Assignment: All of the records must be set down again word for word.

-------- Data for this task

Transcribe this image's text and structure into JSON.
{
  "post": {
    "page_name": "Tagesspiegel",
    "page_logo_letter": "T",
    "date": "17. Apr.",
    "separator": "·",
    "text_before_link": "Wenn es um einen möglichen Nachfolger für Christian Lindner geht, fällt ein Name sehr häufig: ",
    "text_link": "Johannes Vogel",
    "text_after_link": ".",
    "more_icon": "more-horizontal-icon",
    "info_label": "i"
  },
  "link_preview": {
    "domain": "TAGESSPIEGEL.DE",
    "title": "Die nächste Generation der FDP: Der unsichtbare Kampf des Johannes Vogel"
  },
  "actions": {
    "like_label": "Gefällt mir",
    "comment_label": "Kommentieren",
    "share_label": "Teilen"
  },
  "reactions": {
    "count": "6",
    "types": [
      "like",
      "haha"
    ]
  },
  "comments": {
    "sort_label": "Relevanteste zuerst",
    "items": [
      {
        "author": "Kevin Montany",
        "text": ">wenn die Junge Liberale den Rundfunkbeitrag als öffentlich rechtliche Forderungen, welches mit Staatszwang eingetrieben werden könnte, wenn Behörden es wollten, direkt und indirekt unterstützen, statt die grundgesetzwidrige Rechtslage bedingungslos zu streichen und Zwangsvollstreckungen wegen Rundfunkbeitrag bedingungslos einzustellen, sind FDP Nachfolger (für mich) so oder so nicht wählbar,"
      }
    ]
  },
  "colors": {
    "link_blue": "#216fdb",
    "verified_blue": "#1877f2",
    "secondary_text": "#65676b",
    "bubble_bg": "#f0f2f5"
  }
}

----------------

Exercise response:
Transcribe this image's text and structure into JSON.
{
  "post": {
    "page_name": "Tagesspiegel",
    "page_logo_letter": "T",
    "date": "17. Apr.",
    "separator": "·",
    "text_before_link": "Wenn es um einen möglichen Nachfolger für Christian Lindner geht, fällt ein Name sehr häufig: ",
    "text_link": "Johannes Vogel",
    "text_after_link": ".",
    "more_icon": "more-horizontal-icon",
    "info_label": "i"
  },
  "link_preview": {
    "domain": "TAGESSPIEGEL.DE",
    "title": "Die nächste Generation der FDP: Der unsichtbare Kampf des Johannes Vogel"
  },
  "actions": {
    "like_label": "Gefällt mir",
    "comment_label": "Kommentieren",
    "share_label": "Teilen"
  },
  "reactions": {
    "count": "6",
    "types": [
      "like",
      "haha"
    ]
  },
  "comments": {
    "sort_label": "Relevanteste zuerst",
    "items": [
      {
        "author": "Kevin Montany",
        "text": ">wenn die Junge Liberale den Rundfunkbeitrag als öffentlich rechtliche Forderungen, welches mit Staatszwang eingetrieben werden könnte, wenn Behörden es wollten, direkt und indirekt unterstützen, statt die grundgesetzwidrige Rechtslage bedingungslos zu streichen und Zwangsvollstreckungen wegen Rundfunkbeitrag bedingungslos einzustellen, sind FDP Nachfolger (für mich) so oder so nicht wählbar,"
      }
    ]
  },
  "colors": {
    "link_blue": "#216fdb",
    "verified_blue": "#1877f2",
    "secondary_text": "#65676b",
    "bubble_bg": "#f0f2f5"
  }
}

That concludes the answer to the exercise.